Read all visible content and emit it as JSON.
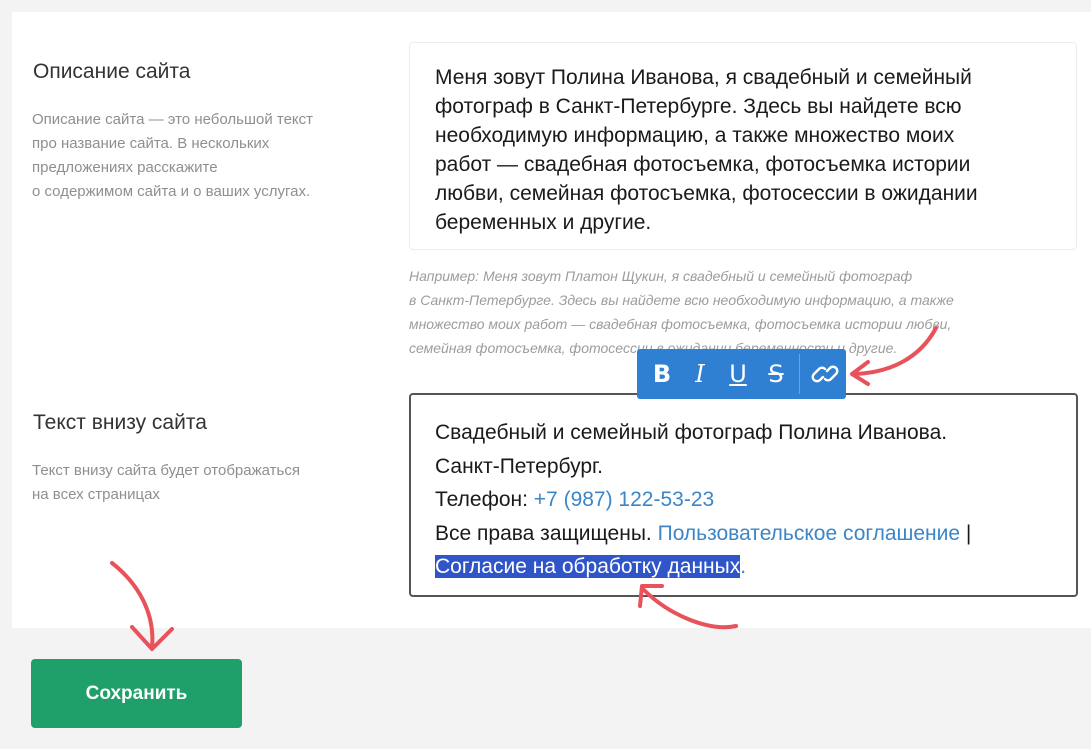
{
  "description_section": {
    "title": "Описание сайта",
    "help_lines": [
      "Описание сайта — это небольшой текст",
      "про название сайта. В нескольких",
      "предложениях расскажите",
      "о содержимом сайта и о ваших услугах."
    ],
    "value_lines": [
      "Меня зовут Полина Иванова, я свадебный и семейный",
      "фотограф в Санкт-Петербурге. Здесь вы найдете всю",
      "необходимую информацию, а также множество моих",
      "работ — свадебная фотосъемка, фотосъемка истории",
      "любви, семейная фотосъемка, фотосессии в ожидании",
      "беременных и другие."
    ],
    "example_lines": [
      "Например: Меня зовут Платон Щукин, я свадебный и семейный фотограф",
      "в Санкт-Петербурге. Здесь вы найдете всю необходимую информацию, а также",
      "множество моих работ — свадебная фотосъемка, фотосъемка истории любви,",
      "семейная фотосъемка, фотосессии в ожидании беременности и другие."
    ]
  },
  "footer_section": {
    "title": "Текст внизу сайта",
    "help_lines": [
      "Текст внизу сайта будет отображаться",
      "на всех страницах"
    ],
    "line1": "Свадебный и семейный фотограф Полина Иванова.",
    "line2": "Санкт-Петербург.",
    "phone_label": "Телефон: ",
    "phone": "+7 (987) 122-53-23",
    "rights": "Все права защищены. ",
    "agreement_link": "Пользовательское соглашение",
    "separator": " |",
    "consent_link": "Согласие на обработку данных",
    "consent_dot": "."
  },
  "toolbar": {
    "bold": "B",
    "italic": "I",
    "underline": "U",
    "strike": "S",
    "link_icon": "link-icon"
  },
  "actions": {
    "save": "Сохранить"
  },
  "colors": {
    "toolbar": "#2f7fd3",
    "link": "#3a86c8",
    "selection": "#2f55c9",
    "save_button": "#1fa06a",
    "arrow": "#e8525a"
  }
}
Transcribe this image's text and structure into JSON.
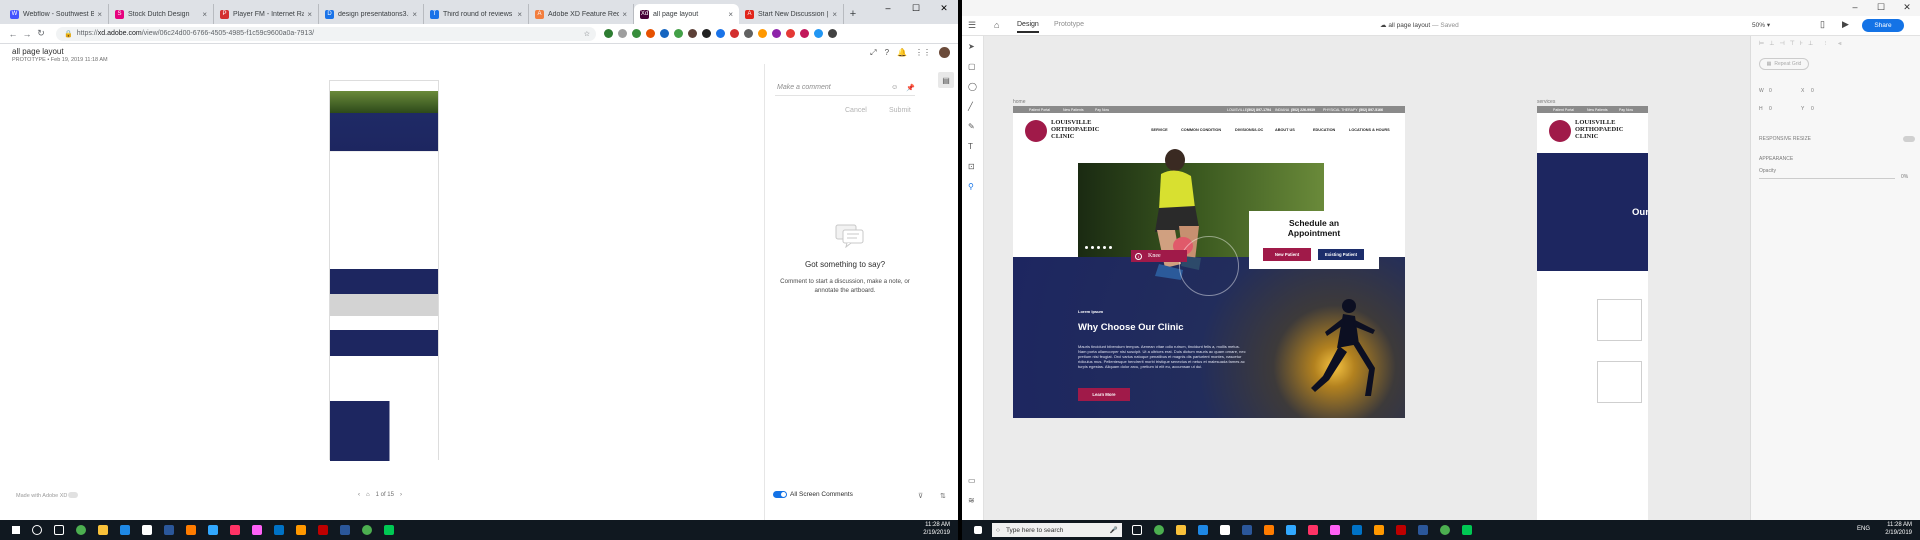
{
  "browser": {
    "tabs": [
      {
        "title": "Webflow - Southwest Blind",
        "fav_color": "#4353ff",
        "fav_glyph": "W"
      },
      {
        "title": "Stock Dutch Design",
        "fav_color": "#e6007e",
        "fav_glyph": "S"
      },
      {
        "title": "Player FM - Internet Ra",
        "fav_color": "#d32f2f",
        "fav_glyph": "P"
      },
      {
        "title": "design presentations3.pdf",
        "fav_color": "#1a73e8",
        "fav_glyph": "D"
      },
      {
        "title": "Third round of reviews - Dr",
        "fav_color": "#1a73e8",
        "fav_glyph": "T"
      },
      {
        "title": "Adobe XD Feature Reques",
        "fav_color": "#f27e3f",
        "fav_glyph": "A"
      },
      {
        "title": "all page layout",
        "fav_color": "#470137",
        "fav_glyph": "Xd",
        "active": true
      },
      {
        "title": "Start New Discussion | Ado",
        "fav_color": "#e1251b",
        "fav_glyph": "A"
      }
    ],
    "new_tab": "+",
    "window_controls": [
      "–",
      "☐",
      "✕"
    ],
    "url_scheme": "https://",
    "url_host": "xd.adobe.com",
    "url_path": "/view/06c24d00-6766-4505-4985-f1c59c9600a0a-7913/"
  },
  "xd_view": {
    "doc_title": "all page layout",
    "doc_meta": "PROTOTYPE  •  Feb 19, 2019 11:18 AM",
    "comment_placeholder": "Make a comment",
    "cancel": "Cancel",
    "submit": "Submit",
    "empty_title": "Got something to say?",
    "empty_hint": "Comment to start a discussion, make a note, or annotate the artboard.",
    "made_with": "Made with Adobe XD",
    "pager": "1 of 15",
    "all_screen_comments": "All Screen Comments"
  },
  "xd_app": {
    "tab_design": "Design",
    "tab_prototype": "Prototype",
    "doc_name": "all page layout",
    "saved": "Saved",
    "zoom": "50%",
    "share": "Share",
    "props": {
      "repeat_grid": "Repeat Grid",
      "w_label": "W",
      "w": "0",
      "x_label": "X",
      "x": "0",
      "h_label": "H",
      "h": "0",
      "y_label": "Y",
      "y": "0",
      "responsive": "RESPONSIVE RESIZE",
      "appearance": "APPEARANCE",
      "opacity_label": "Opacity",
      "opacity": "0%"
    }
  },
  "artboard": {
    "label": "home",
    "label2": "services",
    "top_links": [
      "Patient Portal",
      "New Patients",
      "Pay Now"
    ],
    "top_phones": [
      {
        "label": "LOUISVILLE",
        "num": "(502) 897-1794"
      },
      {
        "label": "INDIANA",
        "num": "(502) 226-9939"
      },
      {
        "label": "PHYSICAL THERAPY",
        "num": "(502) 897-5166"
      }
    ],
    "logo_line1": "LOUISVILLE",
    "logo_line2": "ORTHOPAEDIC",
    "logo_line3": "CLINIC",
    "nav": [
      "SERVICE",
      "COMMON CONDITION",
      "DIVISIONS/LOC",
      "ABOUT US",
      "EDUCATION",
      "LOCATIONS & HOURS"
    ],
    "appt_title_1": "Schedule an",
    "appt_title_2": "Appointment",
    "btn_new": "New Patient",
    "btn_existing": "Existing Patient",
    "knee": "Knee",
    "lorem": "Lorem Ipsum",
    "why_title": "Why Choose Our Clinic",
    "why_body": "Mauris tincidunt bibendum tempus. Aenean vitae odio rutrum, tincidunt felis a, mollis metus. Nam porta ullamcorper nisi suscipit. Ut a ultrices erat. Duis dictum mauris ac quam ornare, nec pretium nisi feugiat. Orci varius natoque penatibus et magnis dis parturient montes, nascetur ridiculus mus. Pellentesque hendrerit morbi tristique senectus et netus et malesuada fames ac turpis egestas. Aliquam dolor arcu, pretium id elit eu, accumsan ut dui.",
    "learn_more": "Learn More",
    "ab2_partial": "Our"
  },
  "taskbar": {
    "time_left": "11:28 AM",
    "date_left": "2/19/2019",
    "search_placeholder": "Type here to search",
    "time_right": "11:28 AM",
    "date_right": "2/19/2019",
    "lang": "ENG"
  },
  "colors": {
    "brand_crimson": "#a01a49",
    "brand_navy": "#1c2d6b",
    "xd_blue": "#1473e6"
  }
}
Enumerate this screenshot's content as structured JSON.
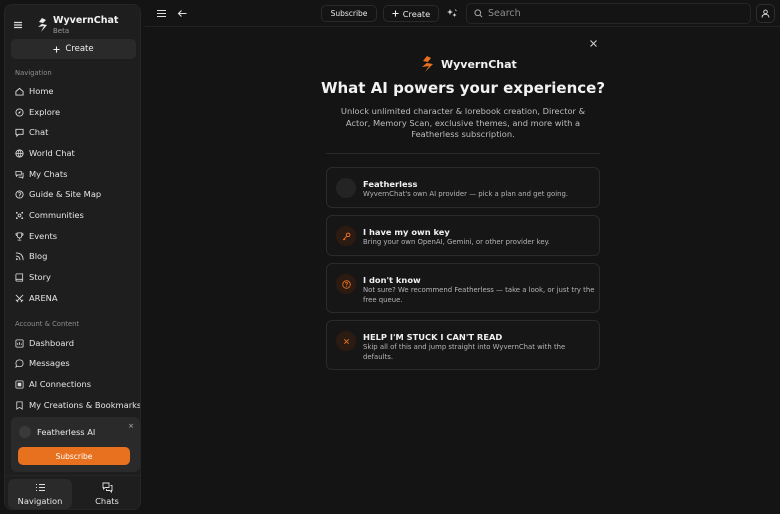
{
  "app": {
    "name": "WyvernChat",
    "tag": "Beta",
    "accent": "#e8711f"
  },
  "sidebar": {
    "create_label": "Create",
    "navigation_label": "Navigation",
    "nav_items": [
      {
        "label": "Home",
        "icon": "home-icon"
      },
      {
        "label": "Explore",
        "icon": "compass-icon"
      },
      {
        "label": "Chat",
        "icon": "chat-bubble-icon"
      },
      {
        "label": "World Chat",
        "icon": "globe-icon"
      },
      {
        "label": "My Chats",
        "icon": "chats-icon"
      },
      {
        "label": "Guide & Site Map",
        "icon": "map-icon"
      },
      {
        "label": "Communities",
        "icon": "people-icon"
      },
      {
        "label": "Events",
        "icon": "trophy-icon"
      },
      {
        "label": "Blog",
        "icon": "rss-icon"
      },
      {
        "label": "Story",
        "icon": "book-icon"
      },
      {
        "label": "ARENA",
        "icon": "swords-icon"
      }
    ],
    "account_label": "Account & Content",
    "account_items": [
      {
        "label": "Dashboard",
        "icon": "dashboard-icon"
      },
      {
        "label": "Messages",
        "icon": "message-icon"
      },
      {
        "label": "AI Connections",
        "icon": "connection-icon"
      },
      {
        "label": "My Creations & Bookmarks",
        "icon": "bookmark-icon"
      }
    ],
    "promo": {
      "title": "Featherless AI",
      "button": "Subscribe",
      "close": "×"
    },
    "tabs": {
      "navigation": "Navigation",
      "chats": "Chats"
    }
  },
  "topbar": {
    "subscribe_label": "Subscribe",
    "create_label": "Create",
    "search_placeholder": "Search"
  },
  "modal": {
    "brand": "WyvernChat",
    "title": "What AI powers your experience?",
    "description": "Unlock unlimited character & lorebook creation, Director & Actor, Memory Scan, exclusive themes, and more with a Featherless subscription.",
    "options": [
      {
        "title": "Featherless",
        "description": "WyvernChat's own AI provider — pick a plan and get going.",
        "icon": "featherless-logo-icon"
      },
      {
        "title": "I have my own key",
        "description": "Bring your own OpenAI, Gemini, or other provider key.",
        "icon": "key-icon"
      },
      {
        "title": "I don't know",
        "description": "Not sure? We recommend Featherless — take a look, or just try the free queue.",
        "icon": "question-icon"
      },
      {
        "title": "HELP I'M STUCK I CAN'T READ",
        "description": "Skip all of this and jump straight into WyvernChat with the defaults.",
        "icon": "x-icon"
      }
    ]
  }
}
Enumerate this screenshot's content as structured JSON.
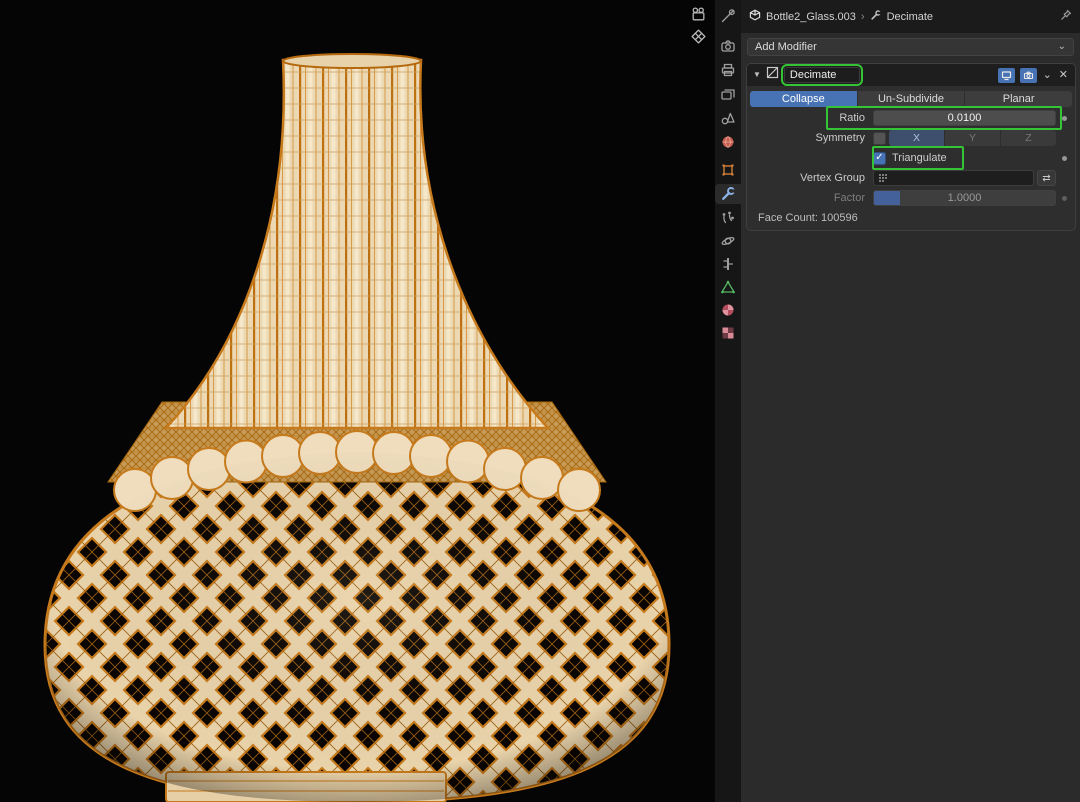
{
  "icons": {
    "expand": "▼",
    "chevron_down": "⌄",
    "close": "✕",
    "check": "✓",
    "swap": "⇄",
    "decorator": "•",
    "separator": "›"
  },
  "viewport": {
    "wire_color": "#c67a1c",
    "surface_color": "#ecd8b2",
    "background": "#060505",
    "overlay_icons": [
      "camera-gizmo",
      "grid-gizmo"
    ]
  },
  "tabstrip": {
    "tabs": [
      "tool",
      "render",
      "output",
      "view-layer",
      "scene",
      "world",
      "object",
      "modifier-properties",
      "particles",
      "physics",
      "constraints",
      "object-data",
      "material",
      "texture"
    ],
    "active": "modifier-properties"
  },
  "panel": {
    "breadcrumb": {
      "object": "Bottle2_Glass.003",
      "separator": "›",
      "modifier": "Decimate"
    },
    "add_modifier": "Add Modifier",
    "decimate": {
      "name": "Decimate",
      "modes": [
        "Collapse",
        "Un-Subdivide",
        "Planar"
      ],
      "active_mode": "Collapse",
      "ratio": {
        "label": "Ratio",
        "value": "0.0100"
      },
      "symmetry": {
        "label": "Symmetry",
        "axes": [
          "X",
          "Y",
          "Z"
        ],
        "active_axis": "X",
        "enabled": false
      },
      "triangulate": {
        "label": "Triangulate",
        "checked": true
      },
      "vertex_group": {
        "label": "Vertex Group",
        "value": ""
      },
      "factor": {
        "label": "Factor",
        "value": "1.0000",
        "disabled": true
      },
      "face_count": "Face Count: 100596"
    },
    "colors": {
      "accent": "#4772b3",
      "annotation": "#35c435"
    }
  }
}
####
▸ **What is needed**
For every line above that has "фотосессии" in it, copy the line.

▸ **Response for this exercise**
      "любви, семейная фотосъемка, фотосессии в ожидании",
      "семейная фотосъемка, фотосессии в ожидании беременности и другие."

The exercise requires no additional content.